▶ EXERCISE AIM
The task calls for each line of the records below in which the word "title" appears.

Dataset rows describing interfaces
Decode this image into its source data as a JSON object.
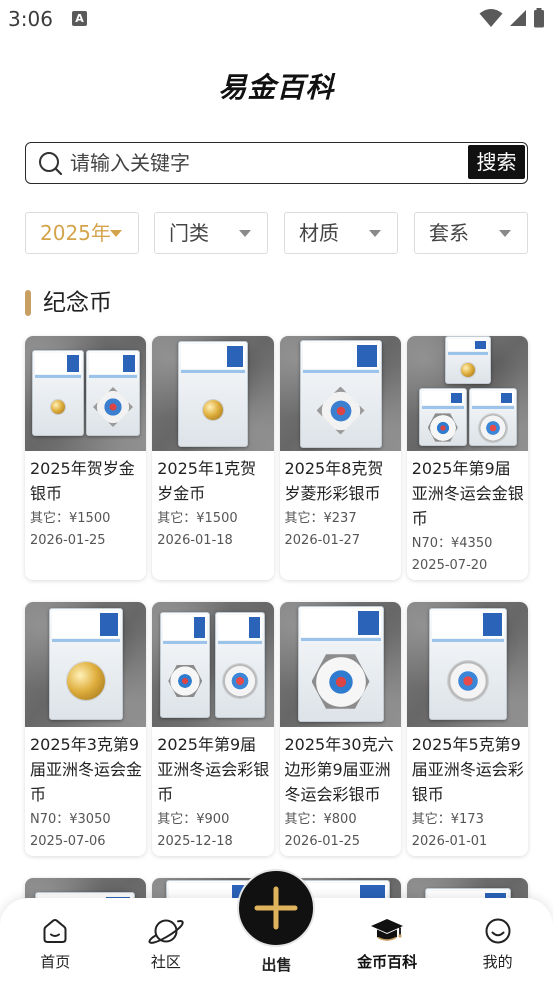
{
  "status_bar": {
    "time": "3:06",
    "notification_glyph": "A"
  },
  "header": {
    "logo": "易金百科"
  },
  "search": {
    "placeholder": "请输入关键字",
    "button_label": "搜索"
  },
  "filters": [
    {
      "label": "2025年",
      "selected": true
    },
    {
      "label": "门类",
      "selected": false
    },
    {
      "label": "材质",
      "selected": false
    },
    {
      "label": "套系",
      "selected": false
    }
  ],
  "section": {
    "title": "纪念币"
  },
  "items": [
    {
      "title": "2025年贺岁金银币",
      "price": "其它：¥1500",
      "date": "2026-01-25"
    },
    {
      "title": "2025年1克贺岁金币",
      "price": "其它：¥1500",
      "date": "2026-01-18"
    },
    {
      "title": "2025年8克贺岁菱形彩银币",
      "price": "其它：¥237",
      "date": "2026-01-27"
    },
    {
      "title": "2025年第9届亚洲冬运会金银币",
      "price": "N70：¥4350",
      "date": "2025-07-20"
    },
    {
      "title": "2025年3克第9届亚洲冬运会金币",
      "price": "N70：¥3050",
      "date": "2025-07-06"
    },
    {
      "title": "2025年第9届亚洲冬运会彩银币",
      "price": "其它：¥900",
      "date": "2025-12-18"
    },
    {
      "title": "2025年30克六边形第9届亚洲冬运会彩银币",
      "price": "其它：¥800",
      "date": "2026-01-25"
    },
    {
      "title": "2025年5克第9届亚洲冬运会彩银币",
      "price": "其它：¥173",
      "date": "2026-01-01"
    }
  ],
  "bottom_nav": [
    {
      "label": "首页",
      "icon": "home-icon",
      "active": false
    },
    {
      "label": "社区",
      "icon": "planet-icon",
      "active": false
    },
    {
      "label": "出售",
      "icon": "plus-icon",
      "active": false
    },
    {
      "label": "金币百科",
      "icon": "graduation-cap-icon",
      "active": true
    },
    {
      "label": "我的",
      "icon": "smile-icon",
      "active": false
    }
  ],
  "colors": {
    "accent": "#d4a44c",
    "section_bar": "#c9a063",
    "button_bg": "#111111",
    "plus_icon": "#e0b45c"
  }
}
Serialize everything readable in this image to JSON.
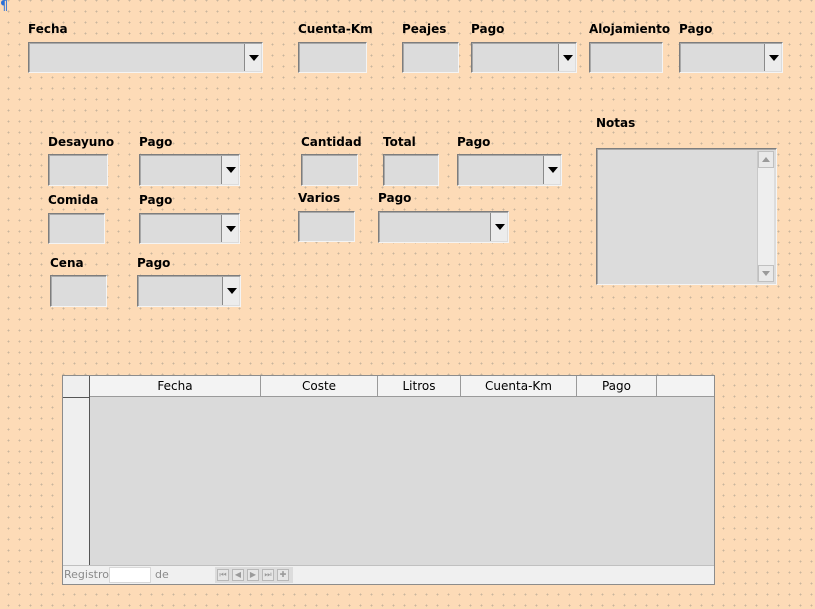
{
  "labels": {
    "fecha": "Fecha",
    "cuenta_km": "Cuenta-Km",
    "peajes": "Peajes",
    "pago_peajes": "Pago",
    "alojamiento": "Alojamiento",
    "pago_alojamiento": "Pago",
    "desayuno": "Desayuno",
    "pago_desayuno": "Pago",
    "comida": "Comida",
    "pago_comida": "Pago",
    "cena": "Cena",
    "pago_cena": "Pago",
    "cantidad": "Cantidad",
    "total": "Total",
    "pago_total": "Pago",
    "varios": "Varios",
    "pago_varios": "Pago",
    "notas": "Notas"
  },
  "grid": {
    "columns": [
      "Fecha",
      "Coste",
      "Litros",
      "Cuenta-Km",
      "Pago"
    ]
  },
  "navigator": {
    "record_label": "Registro",
    "of_label": "de",
    "first": "⏮",
    "prev": "◀",
    "next": "▶",
    "last": "⏭",
    "new": "✚"
  },
  "colors": {
    "background": "#fddbb7",
    "field": "#dcdcdc",
    "anchor": "#2a6fd6"
  }
}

▶ YOUR SOLUTION
    "title": "纪念币"
      "title": "2025年贺岁金银币",
      "title": "2025年1克贺岁金币",
      "title": "2025年8克贺岁菱形彩银币",
      "title": "2025年第9届亚洲冬运会金银币",
      "title": "2025年3克第9届亚洲冬运会金币",
      "title": "2025年第9届亚洲冬运会彩银币",
      "title": "2025年30克六边形第9届亚洲冬运会彩银币",
      "title": "2025年5克第9届亚洲冬运会彩银币",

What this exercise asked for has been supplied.